Now Isis is happily playing with one of her ex-squeaky toys. When the sun comes out, she just retreats to a shady spot. When it fades, she drops the toy and leaps about. At least she’s getting some exercise.

I contact the garage. The lock is back and they’re about to refit it. I can collect the car from 4.30 onwards.

Yay!

Isis is very pleased when she realises I’m going out. She’s wants to come too. She leaps about as I fit her into her harness. She’s delighted when I clip on her lead. She strolls out to the gate, and walks jauntily to where the car should be.

Oh.

Her tail droops.

Will she walk?

No way.

Back in we go. Harness and lead are returned to their box.

Saturday

The sun is still bright, but that’s OK. Her car’s there. We head for Highbury and park in the road, close to the gatehouse. From here we can walk in the shade to the woods.

Isis is jumpy when we emerge from the shade, but we’ve had a good long walk. At home she’s chirpy and contented.

Today

She’s a funny little dog. She’s made a lot of progress with her sun fears. It’s not that long ago since she’d not follow me into the hall when the sun was strong, let alone into the porch and out of the gate.
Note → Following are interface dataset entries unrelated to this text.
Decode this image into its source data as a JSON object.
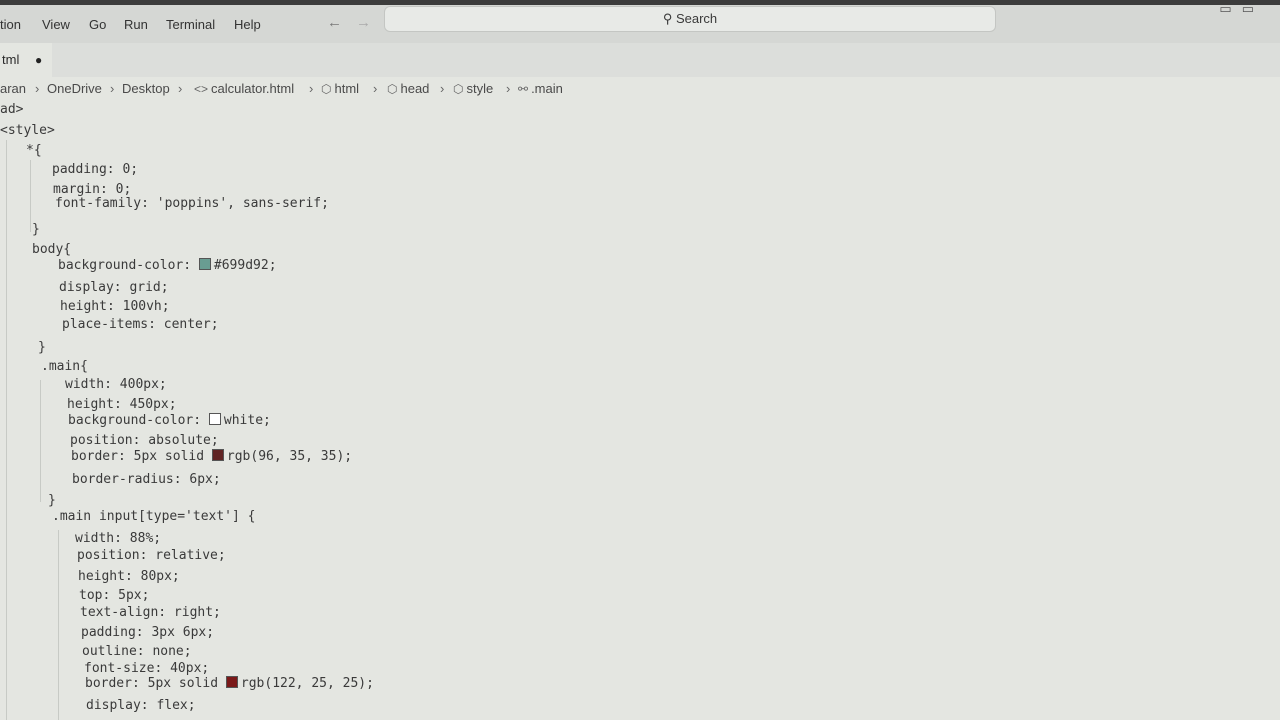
{
  "menu": [
    "tion",
    "View",
    "Go",
    "Run",
    "Terminal",
    "Help"
  ],
  "search": {
    "label": "Search"
  },
  "tab": {
    "label": "tml",
    "dirty_marker": "●"
  },
  "breadcrumb": [
    "aran",
    "OneDrive",
    "Desktop",
    "calculator.html",
    "html",
    "head",
    "style",
    ".main"
  ],
  "code_lines": [
    "ad>",
    "<style>",
    "*{",
    "padding: 0;",
    "margin: 0;",
    "font-family: 'poppins', sans-serif;",
    "}",
    "body{",
    "background-color: #699d92;",
    "display: grid;",
    "height: 100vh;",
    "place-items: center;",
    "}",
    ".main{",
    "width: 400px;",
    "height: 450px;",
    "background-color: white;",
    "position: absolute;",
    "border: 5px solid rgb(96, 35, 35);",
    "border-radius: 6px;",
    "}",
    ".main input[type='text'] {",
    "width: 88%;",
    "position: relative;",
    "height: 80px;",
    "top: 5px;",
    "text-align: right;",
    "padding: 3px 6px;",
    "outline: none;",
    "font-size: 40px;",
    "border: 5px solid rgb(122, 25, 25);",
    "display: flex;"
  ],
  "colors": {
    "swatch_body_bg": "#699d92",
    "swatch_white": "#ffffff",
    "swatch_border_main": "#602323",
    "swatch_border_input": "#7a1919"
  }
}
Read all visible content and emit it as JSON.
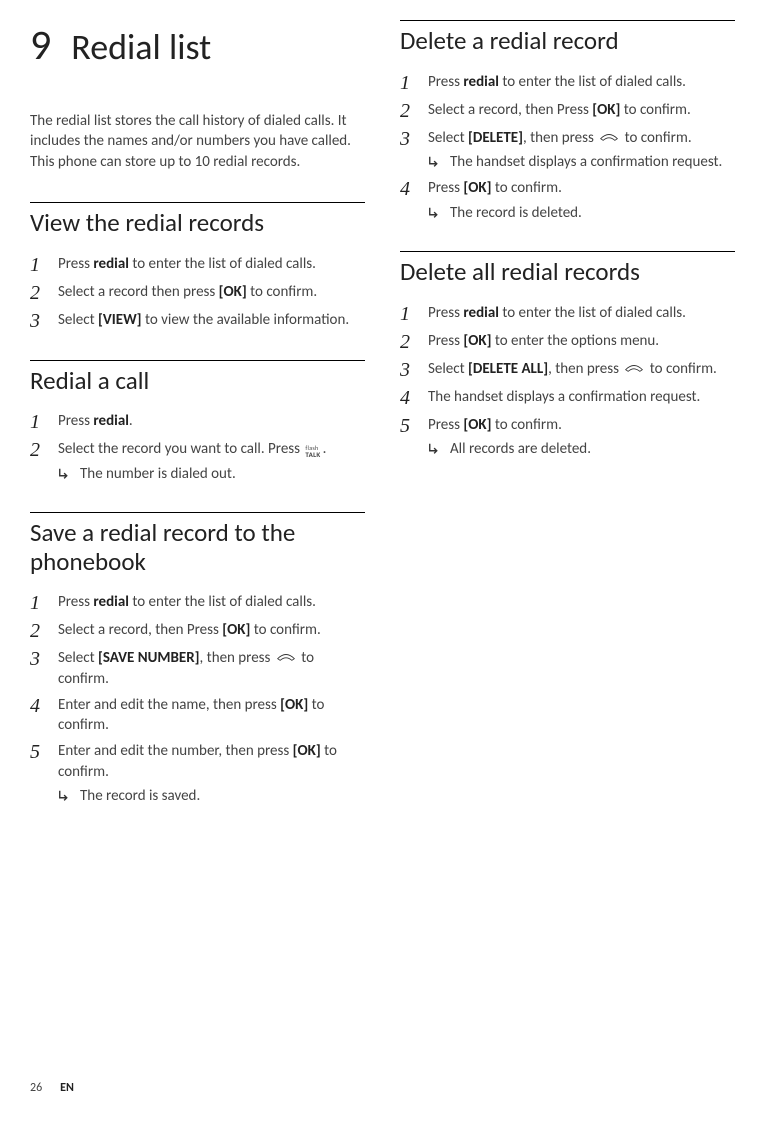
{
  "chapter": {
    "number": "9",
    "title": "Redial list"
  },
  "intro": "The redial list stores the call history of dialed calls. It includes the names and/or numbers you have called. This phone can store up to 10 redial records.",
  "left": {
    "s1": {
      "title": "View the redial records",
      "st1a": "Press ",
      "st1b": "redial",
      "st1c": " to enter the list of dialed calls.",
      "st2a": "Select a record then press ",
      "st2b": "[OK]",
      "st2c": " to confirm.",
      "st3a": "Select ",
      "st3b": "[VIEW]",
      "st3c": " to view the available information."
    },
    "s2": {
      "title": "Redial a call",
      "st1a": "Press ",
      "st1b": "redial",
      "st1c": ".",
      "st2a": "Select the record you want to call. Press ",
      "st2b": ".",
      "r1": "The number is dialed out."
    },
    "s3": {
      "title": "Save a redial record to the phonebook",
      "st1a": "Press ",
      "st1b": "redial",
      "st1c": " to enter the list of dialed calls.",
      "st2a": "Select a record, then Press ",
      "st2b": "[OK]",
      "st2c": " to confirm.",
      "st3a": "Select ",
      "st3b": "[SAVE NUMBER]",
      "st3c": ", then press ",
      "st3d": " to confirm.",
      "st4a": "Enter and edit the name, then press ",
      "st4b": "[OK]",
      "st4c": " to confirm.",
      "st5a": "Enter and edit the number, then press ",
      "st5b": "[OK]",
      "st5c": " to confirm.",
      "r1": "The record is saved."
    }
  },
  "right": {
    "s1": {
      "title": "Delete a redial record",
      "st1a": "Press ",
      "st1b": "redial",
      "st1c": " to enter the list of dialed calls.",
      "st2a": "Select a record, then Press ",
      "st2b": "[OK]",
      "st2c": " to confirm.",
      "st3a": "Select ",
      "st3b": "[DELETE]",
      "st3c": ", then press ",
      "st3d": " to confirm.",
      "r3": "The handset displays a confirmation request.",
      "st4a": "Press ",
      "st4b": "[OK]",
      "st4c": " to confirm.",
      "r4": "The record is deleted."
    },
    "s2": {
      "title": "Delete all redial records",
      "st1a": "Press ",
      "st1b": "redial",
      "st1c": " to enter the list of dialed calls.",
      "st2a": "Press ",
      "st2b": "[OK]",
      "st2c": " to enter the options menu.",
      "st3a": "Select ",
      "st3b": "[DELETE ALL]",
      "st3c": ", then press ",
      "st3d": " to confirm.",
      "st4": "The handset displays a confirmation request.",
      "st5a": "Press ",
      "st5b": "[OK]",
      "st5c": " to confirm.",
      "r5": "All records are deleted."
    }
  },
  "footer": {
    "page": "26",
    "lang": "EN"
  }
}
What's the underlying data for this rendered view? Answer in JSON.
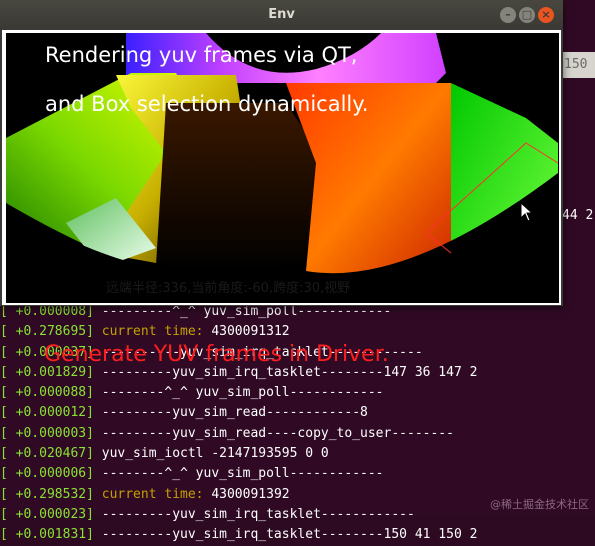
{
  "window": {
    "title": "Env"
  },
  "overlay": {
    "line1": "Rendering yuv frames via QT,",
    "line2": "and Box selection dynamically."
  },
  "canvas_status": "远端半径:336,当前角度:-60,跨度:30,视野",
  "driver_label": "Generate YUV frames in Driver.",
  "terminal": {
    "tab_text": "150",
    "right_fragment": "44 2",
    "lines": [
      {
        "ts": " +0.000008]",
        "msg": "---------^_^ yuv_sim_poll------------",
        "hl": ""
      },
      {
        "ts": " +0.278695]",
        "msg": "",
        "hl": "current time:",
        "tail": " 4300091312"
      },
      {
        "ts": " +0.000037]",
        "msg": "----------yuv_sim_irq_tasklet------------",
        "hl": ""
      },
      {
        "ts": " +0.001829]",
        "msg": "---------yuv_sim_irq_tasklet--------147 36 147 2",
        "hl": ""
      },
      {
        "ts": " +0.000088]",
        "msg": "--------^_^ yuv_sim_poll------------",
        "hl": ""
      },
      {
        "ts": " +0.000012]",
        "msg": "---------yuv_sim_read------------8",
        "hl": ""
      },
      {
        "ts": " +0.000003]",
        "msg": "---------yuv_sim_read----copy_to_user--------",
        "hl": ""
      },
      {
        "ts": " +0.020467]",
        "msg": "yuv_sim_ioctl -2147193595 0 0",
        "hl": ""
      },
      {
        "ts": " +0.000006]",
        "msg": "--------^_^ yuv_sim_poll------------",
        "hl": ""
      },
      {
        "ts": " +0.298532]",
        "msg": "",
        "hl": "current time:",
        "tail": " 4300091392"
      },
      {
        "ts": " +0.000023]",
        "msg": "---------yuv_sim_irq_tasklet------------",
        "hl": ""
      },
      {
        "ts": " +0.001831]",
        "msg": "---------yuv_sim_irq_tasklet--------150 41 150 2",
        "hl": ""
      }
    ]
  },
  "watermark": "@稀土掘金技术社区"
}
The front of the house faces south and the sun glares into the porch. Now, though, she dances eagerly, play growling and yipping as her harness is put on. She can’t wait to get out of the door.

True, she flinches as she waits for me to let her into the car, but she’s fine once inside. Nowadays she doesn’t even seem to mind when the sun flickers at her through the windows.

Nor does she refuse to leave the car for her walk, although she’s very hesitant and jumpy once out in the open.

Today, as usual, she chooses to follow the little paths which are mainly in the shade. It’ll be a week tomorrow since she last visited Holders Woods. She needs reassurance when she comes to patches of sunlight, but mostly she is relaxed and happy ……

until we reach home and I open the car door for her.

On bright days, it goes like this:

 

 

I can’t see you so you can’t see me.

 

 

Noooooo. Noooooo
I’m not coming out. It’s dangerous. Something will get me. Nooooooooooo.

 

 

Hm. It’s still there. Let me in. Quick !

 

 

Much better now.

 

 

 

Phew!

 

 

 

What do you make of that?

How come she tolerates the sun’s glare on the way to the car, but is afraid to leave the car on the way back to the house?

Answers on a gravy bone. Chicken flavour, please.

 

*Isis came from the Aeza cat and dog rescue and adoption centre in Aljezur, Portugal. For information about adopting an animal from the centre, contact kerry@aeza.org or www.dogwatchuk.co.uk

Posted in a terrified dog, dear little Isis, Holders Lane Woods, Isis at home, Isis says "No"., oh dear, sleeping, sleeping arrangements, strange behaviour, we don't like bright light, we don't like bright sun, who'd be a human? | Tagged , , , , , , | Leave a comment